This semi-classic grape is commonly grown in the Piedmont region and most of northern Italy. It was probably imported into the U.S. late in the 19th century. It usually produces an intense red wine with deep color, low tannins, and high acid and is used in California to provide "backbone" for so-called "jug" wines. Plantings in North America are mostly confined to the warm western coastal regions.
The Sangiovese Grosso clone, Brunello, was isolated in the mid-19th century in Montclair, Tuscany. This variety is used for the dark red, traditionally powerful and slow-maturing "Brunello di Montalcino" wine. If you like a darker wine, we suggest you blend this with Petite Sirah or Syrah. Longer aging produces a much softer and smoother wine. This is a good choice as a reserve wine.
Bordeaux wines commonly contain a blend of both Cabernet varietals wines as well as Merlot, a practice increasingly being followed in California and elsewhere. Wine from these grapes can be fermented to many varietal styles, drunk young or aged, and has a deep purple color and herbaceous aroma when young. As with Cabernet Sauvignon, growth in North America is mainly confined to the cooler coastal regions — the U.S. Northeast and the Pacific Northwest — which prove to have the most hospitable climates. New Zealand is also proving a potential good home for grapes of this varietal.
A "noble" grape famous as one of the main varieties, along with Merlot, Cabernet Franc, and others used to create the magnificent French Bordeaux region of blended red wines. This varietal grape produces a dry red wine. Aromas and flavors include: black-currant, blackberry, and mint (etc).
This classic grape is widely grown in the Bordeaux region of France and elsewhere. The red wine bears a resemblance to Cabernet Sauvignon wine, with which it is sometimes blended, but is usually not so intense, with softer tannins.
These grapes produce dark red, tannic wines in the warmer regions of California, used mainly as backbone for Central Valley "jug" wines. In the cooler northern regions, where many very old vines still exist, it is often made into a robust, balanced red wine of considerable popularity.
The premier grape "cépage" of the Burgundy region of France, producing a red wine that is lighter in color than the Bordeaux reds (such as the Cabernets or Merlot). Cherished aromas and flavors often detected in varietal wines include cherry, mint, raspberry, truffles, and the ubiquitous gamey odor in new wines often referred to as "animalé" by the French winemaker.

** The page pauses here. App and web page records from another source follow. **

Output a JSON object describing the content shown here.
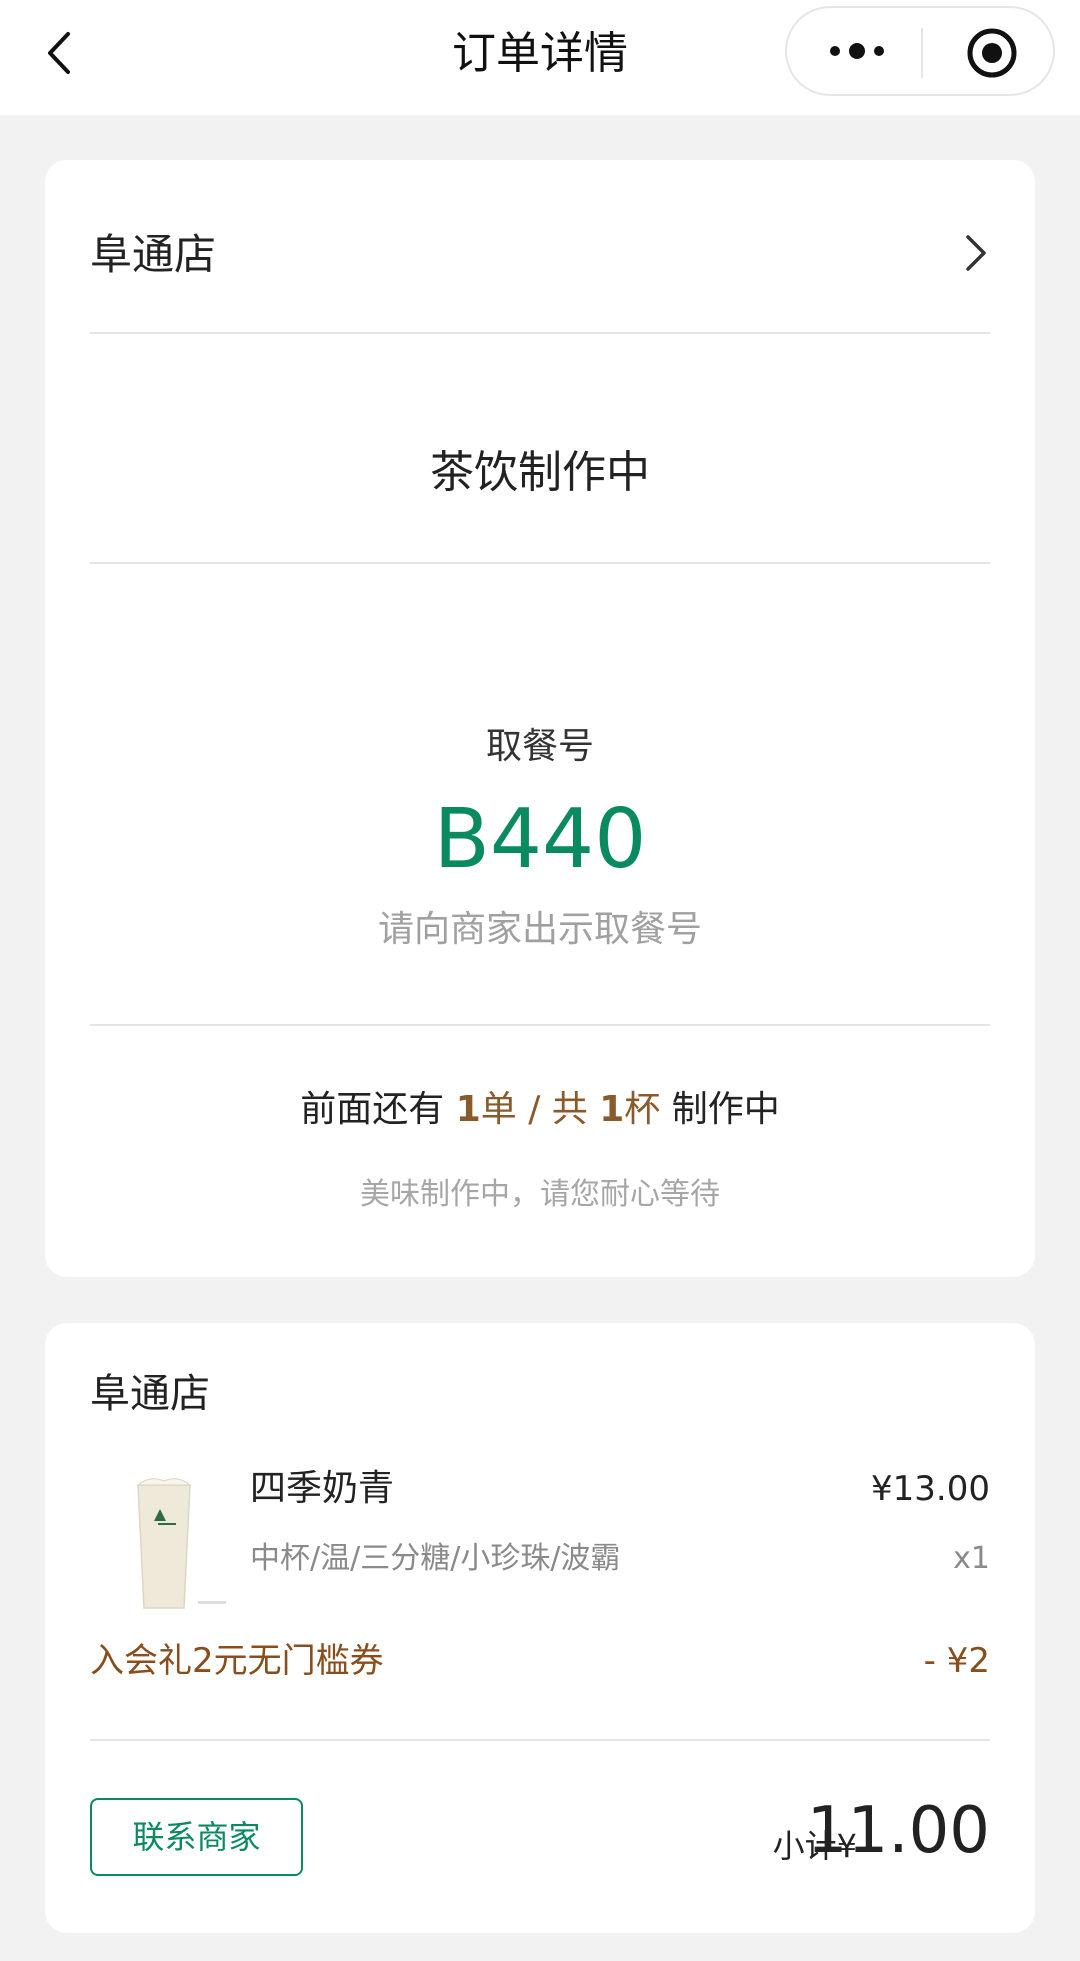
{
  "navbar": {
    "title": "订单详情",
    "back_icon": "chevron-left-icon",
    "more_icon": "more-dots-icon",
    "close_icon": "target-circle-icon"
  },
  "order": {
    "store": "阜通店",
    "status": "茶饮制作中",
    "pickup_label": "取餐号",
    "pickup_number": "B440",
    "pickup_hint": "请向商家出示取餐号",
    "queue": {
      "prefix": "前面还有 ",
      "orders_count": "1",
      "orders_unit": "单 / 共 ",
      "cups_count": "1",
      "cups_unit": "杯",
      "suffix": " 制作中"
    },
    "queue_hint": "美味制作中，请您耐心等待"
  },
  "detail": {
    "store": "阜通店",
    "item": {
      "name": "四季奶青",
      "price": "¥13.00",
      "spec": "中杯/温/三分糖/小珍珠/波霸",
      "qty": "x1"
    },
    "coupon": {
      "name": "入会礼2元无门槛券",
      "amount": "- ¥2"
    },
    "contact_label": "联系商家",
    "subtotal_label": "小计¥",
    "subtotal_value": "11.00"
  },
  "colors": {
    "brand_green": "#0a8a5f",
    "highlight_brown": "#8a5a2b",
    "background": "#f2f2f2"
  }
}
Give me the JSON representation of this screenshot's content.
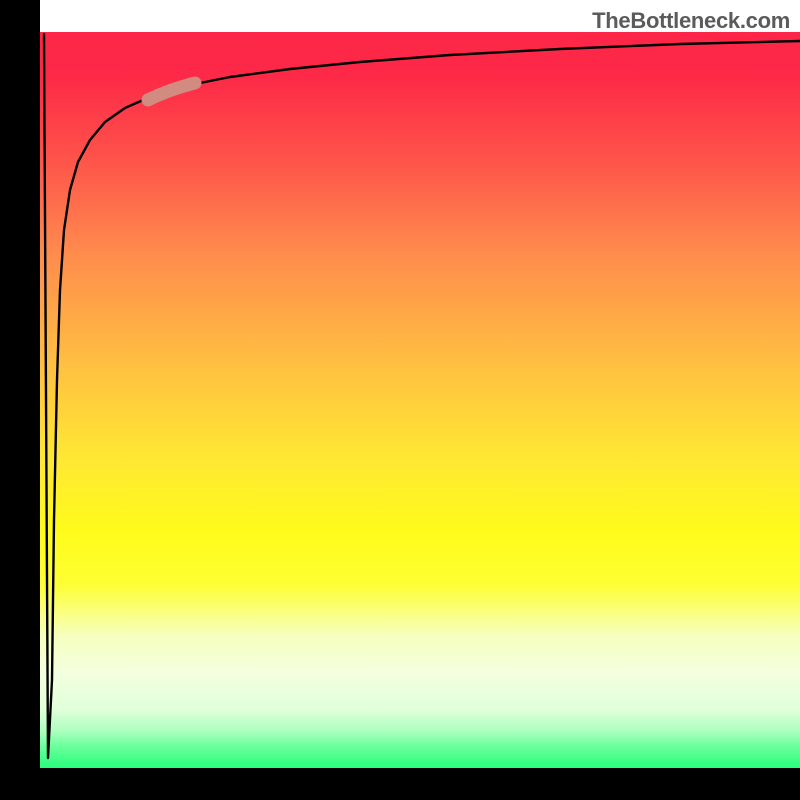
{
  "attribution": "TheBottleneck.com",
  "colors": {
    "gradient_top": "#fd2648",
    "gradient_mid": "#ffe833",
    "gradient_bottom": "#29ff7d",
    "axis": "#000000",
    "curve": "#000000",
    "highlight": "#d18b80",
    "attribution_text": "#5b5b5b"
  },
  "chart_data": {
    "type": "line",
    "title": "",
    "xlabel": "",
    "ylabel": "",
    "xlim": [
      0,
      100
    ],
    "ylim": [
      0,
      100
    ],
    "grid": false,
    "legend": false,
    "note": "Axes are unlabeled; values are read off the plotting area as percentages of each axis range.",
    "series": [
      {
        "name": "curve",
        "x": [
          0.5,
          1.0,
          1.5,
          1.8,
          2.2,
          2.6,
          3.2,
          3.9,
          5.0,
          6.6,
          8.6,
          11.2,
          14.5,
          19.1,
          25.0,
          32.9,
          42.1,
          53.9,
          68.4,
          84.2,
          100.0
        ],
        "y": [
          99.7,
          1.4,
          12.0,
          33.7,
          52.7,
          64.9,
          73.1,
          78.5,
          82.3,
          85.3,
          87.8,
          89.7,
          91.2,
          92.7,
          93.9,
          95.0,
          96.0,
          96.9,
          97.7,
          98.4,
          98.8
        ]
      }
    ],
    "highlight_segment": {
      "x_range": [
        14.2,
        20.4
      ],
      "y_range": [
        90.8,
        93.1
      ],
      "color": "#d18b80"
    },
    "background_gradient": {
      "orientation": "vertical",
      "stops": [
        {
          "pos": 0.0,
          "color": "#fd2648"
        },
        {
          "pos": 0.3,
          "color": "#ff8b4d"
        },
        {
          "pos": 0.58,
          "color": "#ffe833"
        },
        {
          "pos": 0.82,
          "color": "#f6ffbe"
        },
        {
          "pos": 1.0,
          "color": "#29ff7d"
        }
      ]
    }
  }
}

This red-wine grape cross originates from a Carignan and Cabernet Sauvignon parentage. It is bred for use in the hot San Joaquin Valley region of California and produces a dry, deep red, fruity table wine that is perfect for meals with red meat.
This wine is used to produce Chianti and other Tuscan red wines. It produces medium-bodied reds with rich cherry or plum like flavors and aromas. The California grape has been lighter in color and harder to make. We suggest blending Sangiovese with Zinfandel or Cabernet.
A grape variety associated with the Rhone Valley region of France, makes full-bodied tannin red wine. You can make it straight or use it in a blend.
Old Vine Zinfandel
The grapes come from fifty-year-old vines grown in California and are used to produce robust red wine as well as very popular "blush wines" called "white Zinfandel". Zinfandel is noted for the fruit-laden, berry-like aroma and prickly taste characteristics in its red version and pleasant strawberry reminders when made into a "blush" wine.
Learn to Make Wine Yourself
Whether you’re blending a Zinfandel and Sangiovese or pairing a Ruby Cabernet with your steak dinner, knowing the red wines, where they come from, and how they are made is important when making your own wine at Make Wine With Us.
To reserve a time to come tour and taste our wine, please call us at 201-876-9463 today!